*Exercise goal*. All of the records are to be copied out exactly, with nothing left out.

(Items from a data source)
BEGIN

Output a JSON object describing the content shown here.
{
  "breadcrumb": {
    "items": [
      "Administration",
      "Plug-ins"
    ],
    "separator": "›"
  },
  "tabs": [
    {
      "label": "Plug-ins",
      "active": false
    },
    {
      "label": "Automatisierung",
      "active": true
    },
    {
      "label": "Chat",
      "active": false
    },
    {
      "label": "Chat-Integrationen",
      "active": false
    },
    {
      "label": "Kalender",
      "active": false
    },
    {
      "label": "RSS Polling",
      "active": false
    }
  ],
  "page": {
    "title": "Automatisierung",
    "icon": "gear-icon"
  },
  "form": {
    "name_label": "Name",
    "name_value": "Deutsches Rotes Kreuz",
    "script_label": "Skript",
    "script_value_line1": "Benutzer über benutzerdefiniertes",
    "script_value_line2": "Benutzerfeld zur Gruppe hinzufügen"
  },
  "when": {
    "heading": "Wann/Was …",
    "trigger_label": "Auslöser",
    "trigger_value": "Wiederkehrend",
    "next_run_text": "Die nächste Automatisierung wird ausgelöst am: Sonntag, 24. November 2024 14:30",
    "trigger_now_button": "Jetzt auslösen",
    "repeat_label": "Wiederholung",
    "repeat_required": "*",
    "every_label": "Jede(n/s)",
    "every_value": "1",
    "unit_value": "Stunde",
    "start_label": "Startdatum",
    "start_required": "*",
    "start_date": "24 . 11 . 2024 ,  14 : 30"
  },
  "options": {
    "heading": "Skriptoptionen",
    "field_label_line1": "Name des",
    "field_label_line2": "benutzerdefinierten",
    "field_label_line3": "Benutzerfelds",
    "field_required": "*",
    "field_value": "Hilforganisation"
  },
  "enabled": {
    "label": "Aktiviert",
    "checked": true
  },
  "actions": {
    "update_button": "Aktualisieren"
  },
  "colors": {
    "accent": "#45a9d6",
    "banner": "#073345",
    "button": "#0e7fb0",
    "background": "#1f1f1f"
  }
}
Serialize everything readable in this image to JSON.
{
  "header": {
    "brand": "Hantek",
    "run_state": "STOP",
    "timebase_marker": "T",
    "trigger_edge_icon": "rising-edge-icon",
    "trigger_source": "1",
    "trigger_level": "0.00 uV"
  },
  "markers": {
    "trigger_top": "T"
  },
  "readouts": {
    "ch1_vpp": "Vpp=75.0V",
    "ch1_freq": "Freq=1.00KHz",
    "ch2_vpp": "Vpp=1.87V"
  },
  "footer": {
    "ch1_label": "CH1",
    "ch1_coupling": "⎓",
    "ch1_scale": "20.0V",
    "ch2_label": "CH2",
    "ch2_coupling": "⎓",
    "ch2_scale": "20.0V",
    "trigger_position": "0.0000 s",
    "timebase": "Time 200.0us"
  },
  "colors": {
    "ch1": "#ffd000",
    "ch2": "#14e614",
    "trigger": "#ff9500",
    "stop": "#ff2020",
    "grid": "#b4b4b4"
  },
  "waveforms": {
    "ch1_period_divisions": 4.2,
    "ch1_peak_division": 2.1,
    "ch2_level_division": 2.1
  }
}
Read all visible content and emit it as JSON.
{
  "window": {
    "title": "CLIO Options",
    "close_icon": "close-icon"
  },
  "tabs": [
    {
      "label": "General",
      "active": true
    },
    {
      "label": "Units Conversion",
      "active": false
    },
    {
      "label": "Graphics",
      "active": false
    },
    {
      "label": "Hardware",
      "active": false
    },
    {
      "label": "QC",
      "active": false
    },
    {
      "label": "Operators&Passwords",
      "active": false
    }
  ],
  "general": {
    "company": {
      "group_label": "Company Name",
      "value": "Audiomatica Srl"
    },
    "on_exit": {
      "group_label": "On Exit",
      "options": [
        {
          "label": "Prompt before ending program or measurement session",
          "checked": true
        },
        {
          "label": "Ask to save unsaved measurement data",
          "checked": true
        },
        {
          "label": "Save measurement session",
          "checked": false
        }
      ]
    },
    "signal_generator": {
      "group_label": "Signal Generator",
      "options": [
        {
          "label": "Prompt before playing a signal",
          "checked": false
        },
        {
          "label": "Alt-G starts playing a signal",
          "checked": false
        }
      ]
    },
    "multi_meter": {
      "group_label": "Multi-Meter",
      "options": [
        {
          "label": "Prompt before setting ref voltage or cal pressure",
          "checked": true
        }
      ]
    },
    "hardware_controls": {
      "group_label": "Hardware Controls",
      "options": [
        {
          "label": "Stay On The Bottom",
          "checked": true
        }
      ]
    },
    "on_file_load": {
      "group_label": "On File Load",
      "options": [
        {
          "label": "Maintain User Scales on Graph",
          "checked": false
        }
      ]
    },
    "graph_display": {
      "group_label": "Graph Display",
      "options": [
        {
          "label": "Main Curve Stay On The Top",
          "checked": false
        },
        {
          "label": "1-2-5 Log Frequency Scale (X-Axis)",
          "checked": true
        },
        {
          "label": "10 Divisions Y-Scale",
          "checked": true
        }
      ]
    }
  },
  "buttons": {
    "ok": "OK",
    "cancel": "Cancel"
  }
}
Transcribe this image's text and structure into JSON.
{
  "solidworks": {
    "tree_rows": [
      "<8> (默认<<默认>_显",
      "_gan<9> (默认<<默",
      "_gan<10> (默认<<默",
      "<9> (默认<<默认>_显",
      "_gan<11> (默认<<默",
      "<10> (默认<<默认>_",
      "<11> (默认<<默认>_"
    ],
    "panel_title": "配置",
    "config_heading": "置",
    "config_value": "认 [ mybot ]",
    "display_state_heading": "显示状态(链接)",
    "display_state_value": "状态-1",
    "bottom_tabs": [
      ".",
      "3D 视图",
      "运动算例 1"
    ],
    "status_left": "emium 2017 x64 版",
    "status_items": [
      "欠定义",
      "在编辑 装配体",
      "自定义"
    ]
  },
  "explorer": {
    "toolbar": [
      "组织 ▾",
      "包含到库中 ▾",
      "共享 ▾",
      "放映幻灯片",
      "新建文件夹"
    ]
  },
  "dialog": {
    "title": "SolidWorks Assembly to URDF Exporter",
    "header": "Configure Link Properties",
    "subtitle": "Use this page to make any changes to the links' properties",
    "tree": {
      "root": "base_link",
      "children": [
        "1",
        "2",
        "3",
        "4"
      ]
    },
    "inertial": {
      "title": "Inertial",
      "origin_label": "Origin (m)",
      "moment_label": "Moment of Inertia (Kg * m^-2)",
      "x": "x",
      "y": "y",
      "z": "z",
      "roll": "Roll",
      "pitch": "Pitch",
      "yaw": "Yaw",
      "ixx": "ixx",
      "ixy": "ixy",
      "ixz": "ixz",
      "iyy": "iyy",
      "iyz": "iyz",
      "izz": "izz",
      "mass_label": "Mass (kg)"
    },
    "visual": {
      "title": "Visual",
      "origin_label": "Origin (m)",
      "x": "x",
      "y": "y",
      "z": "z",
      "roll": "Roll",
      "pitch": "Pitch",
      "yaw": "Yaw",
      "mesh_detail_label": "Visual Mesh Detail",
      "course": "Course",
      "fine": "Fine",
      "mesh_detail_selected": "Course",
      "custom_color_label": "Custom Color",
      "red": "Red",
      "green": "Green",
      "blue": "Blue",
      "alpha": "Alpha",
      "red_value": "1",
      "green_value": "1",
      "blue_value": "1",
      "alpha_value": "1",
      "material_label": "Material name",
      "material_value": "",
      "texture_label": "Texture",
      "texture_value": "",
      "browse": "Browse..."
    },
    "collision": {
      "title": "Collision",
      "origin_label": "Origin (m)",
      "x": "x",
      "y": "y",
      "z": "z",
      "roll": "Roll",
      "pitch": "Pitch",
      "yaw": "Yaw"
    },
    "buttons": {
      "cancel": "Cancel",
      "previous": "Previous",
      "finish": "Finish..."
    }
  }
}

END

*Solution*.
Output a JSON object describing the content shown here.
{
  "breadcrumb": {
    "items": [
      "Administration",
      "Plug-ins"
    ],
    "separator": "›"
  },
  "tabs": [
    {
      "label": "Plug-ins",
      "active": false
    },
    {
      "label": "Automatisierung",
      "active": true
    },
    {
      "label": "Chat",
      "active": false
    },
    {
      "label": "Chat-Integrationen",
      "active": false
    },
    {
      "label": "Kalender",
      "active": false
    },
    {
      "label": "RSS Polling",
      "active": false
    }
  ],
  "page": {
    "title": "Automatisierung",
    "icon": "gear-icon"
  },
  "form": {
    "name_label": "Name",
    "name_value": "Deutsches Rotes Kreuz",
    "script_label": "Skript",
    "script_value_line1": "Benutzer über benutzerdefiniertes",
    "script_value_line2": "Benutzerfeld zur Gruppe hinzufügen"
  },
  "when": {
    "heading": "Wann/Was …",
    "trigger_label": "Auslöser",
    "trigger_value": "Wiederkehrend",
    "next_run_text": "Die nächste Automatisierung wird ausgelöst am: Sonntag, 24. November 2024 14:30",
    "trigger_now_button": "Jetzt auslösen",
    "repeat_label": "Wiederholung",
    "repeat_required": "*",
    "every_label": "Jede(n/s)",
    "every_value": "1",
    "unit_value": "Stunde",
    "start_label": "Startdatum",
    "start_required": "*",
    "start_date": "24 . 11 . 2024 ,  14 : 30"
  },
  "options": {
    "heading": "Skriptoptionen",
    "field_label_line1": "Name des",
    "field_label_line2": "benutzerdefinierten",
    "field_label_line3": "Benutzerfelds",
    "field_required": "*",
    "field_value": "Hilforganisation"
  },
  "enabled": {
    "label": "Aktiviert",
    "checked": true
  },
  "actions": {
    "update_button": "Aktualisieren"
  },
  "colors": {
    "accent": "#45a9d6",
    "banner": "#073345",
    "button": "#0e7fb0",
    "background": "#1f1f1f"
  }
}
Serialize everything readable in this image to JSON.
{
  "header": {
    "brand": "Hantek",
    "run_state": "STOP",
    "timebase_marker": "T",
    "trigger_edge_icon": "rising-edge-icon",
    "trigger_source": "1",
    "trigger_level": "0.00 uV"
  },
  "markers": {
    "trigger_top": "T"
  },
  "readouts": {
    "ch1_vpp": "Vpp=75.0V",
    "ch1_freq": "Freq=1.00KHz",
    "ch2_vpp": "Vpp=1.87V"
  },
  "footer": {
    "ch1_label": "CH1",
    "ch1_coupling": "⎓",
    "ch1_scale": "20.0V",
    "ch2_label": "CH2",
    "ch2_coupling": "⎓",
    "ch2_scale": "20.0V",
    "trigger_position": "0.0000 s",
    "timebase": "Time 200.0us"
  },
  "colors": {
    "ch1": "#ffd000",
    "ch2": "#14e614",
    "trigger": "#ff9500",
    "stop": "#ff2020",
    "grid": "#b4b4b4"
  },
  "waveforms": {
    "ch1_period_divisions": 4.2,
    "ch1_peak_division": 2.1,
    "ch2_level_division": 2.1
  }
}
Read all visible content and emit it as JSON.
{
  "window": {
    "title": "CLIO Options",
    "close_icon": "close-icon"
  },
  "tabs": [
    {
      "label": "General",
      "active": true
    },
    {
      "label": "Units Conversion",
      "active": false
    },
    {
      "label": "Graphics",
      "active": false
    },
    {
      "label": "Hardware",
      "active": false
    },
    {
      "label": "QC",
      "active": false
    },
    {
      "label": "Operators&Passwords",
      "active": false
    }
  ],
  "general": {
    "company": {
      "group_label": "Company Name",
      "value": "Audiomatica Srl"
    },
    "on_exit": {
      "group_label": "On Exit",
      "options": [
        {
          "label": "Prompt before ending program or measurement session",
          "checked": true
        },
        {
          "label": "Ask to save unsaved measurement data",
          "checked": true
        },
        {
          "label": "Save measurement session",
          "checked": false
        }
      ]
    },
    "signal_generator": {
      "group_label": "Signal Generator",
      "options": [
        {
          "label": "Prompt before playing a signal",
          "checked": false
        },
        {
          "label": "Alt-G starts playing a signal",
          "checked": false
        }
      ]
    },
    "multi_meter": {
      "group_label": "Multi-Meter",
      "options": [
        {
          "label": "Prompt before setting ref voltage or cal pressure",
          "checked": true
        }
      ]
    },
    "hardware_controls": {
      "group_label": "Hardware Controls",
      "options": [
        {
          "label": "Stay On The Bottom",
          "checked": true
        }
      ]
    },
    "on_file_load": {
      "group_label": "On File Load",
      "options": [
        {
          "label": "Maintain User Scales on Graph",
          "checked": false
        }
      ]
    },
    "graph_display": {
      "group_label": "Graph Display",
      "options": [
        {
          "label": "Main Curve Stay On The Top",
          "checked": false
        },
        {
          "label": "1-2-5 Log Frequency Scale (X-Axis)",
          "checked": true
        },
        {
          "label": "10 Divisions Y-Scale",
          "checked": true
        }
      ]
    }
  },
  "buttons": {
    "ok": "OK",
    "cancel": "Cancel"
  }
}
Transcribe this image's text and structure into JSON.
{
  "solidworks": {
    "tree_rows": [
      "<8> (默认<<默认>_显",
      "_gan<9> (默认<<默",
      "_gan<10> (默认<<默",
      "<9> (默认<<默认>_显",
      "_gan<11> (默认<<默",
      "<10> (默认<<默认>_",
      "<11> (默认<<默认>_"
    ],
    "panel_title": "配置",
    "config_heading": "置",
    "config_value": "认 [ mybot ]",
    "display_state_heading": "显示状态(链接)",
    "display_state_value": "状态-1",
    "bottom_tabs": [
      ".",
      "3D 视图",
      "运动算例 1"
    ],
    "status_left": "emium 2017 x64 版",
    "status_items": [
      "欠定义",
      "在编辑 装配体",
      "自定义"
    ]
  },
  "explorer": {
    "toolbar": [
      "组织 ▾",
      "包含到库中 ▾",
      "共享 ▾",
      "放映幻灯片",
      "新建文件夹"
    ]
  },
  "dialog": {
    "title": "SolidWorks Assembly to URDF Exporter",
    "header": "Configure Link Properties",
    "subtitle": "Use this page to make any changes to the links' properties",
    "tree": {
      "root": "base_link",
      "children": [
        "1",
        "2",
        "3",
        "4"
      ]
    },
    "inertial": {
      "title": "Inertial",
      "origin_label": "Origin (m)",
      "moment_label": "Moment of Inertia (Kg * m^-2)",
      "x": "x",
      "y": "y",
      "z": "z",
      "roll": "Roll",
      "pitch": "Pitch",
      "yaw": "Yaw",
      "ixx": "ixx",
      "ixy": "ixy",
      "ixz": "ixz",
      "iyy": "iyy",
      "iyz": "iyz",
      "izz": "izz",
      "mass_label": "Mass (kg)"
    },
    "visual": {
      "title": "Visual",
      "origin_label": "Origin (m)",
      "x": "x",
      "y": "y",
      "z": "z",
      "roll": "Roll",
      "pitch": "Pitch",
      "yaw": "Yaw",
      "mesh_detail_label": "Visual Mesh Detail",
      "course": "Course",
      "fine": "Fine",
      "mesh_detail_selected": "Course",
      "custom_color_label": "Custom Color",
      "red": "Red",
      "green": "Green",
      "blue": "Blue",
      "alpha": "Alpha",
      "red_value": "1",
      "green_value": "1",
      "blue_value": "1",
      "alpha_value": "1",
      "material_label": "Material name",
      "material_value": "",
      "texture_label": "Texture",
      "texture_value": "",
      "browse": "Browse..."
    },
    "collision": {
      "title": "Collision",
      "origin_label": "Origin (m)",
      "x": "x",
      "y": "y",
      "z": "z",
      "roll": "Roll",
      "pitch": "Pitch",
      "yaw": "Yaw"
    },
    "buttons": {
      "cancel": "Cancel",
      "previous": "Previous",
      "finish": "Finish..."
    }
  }
}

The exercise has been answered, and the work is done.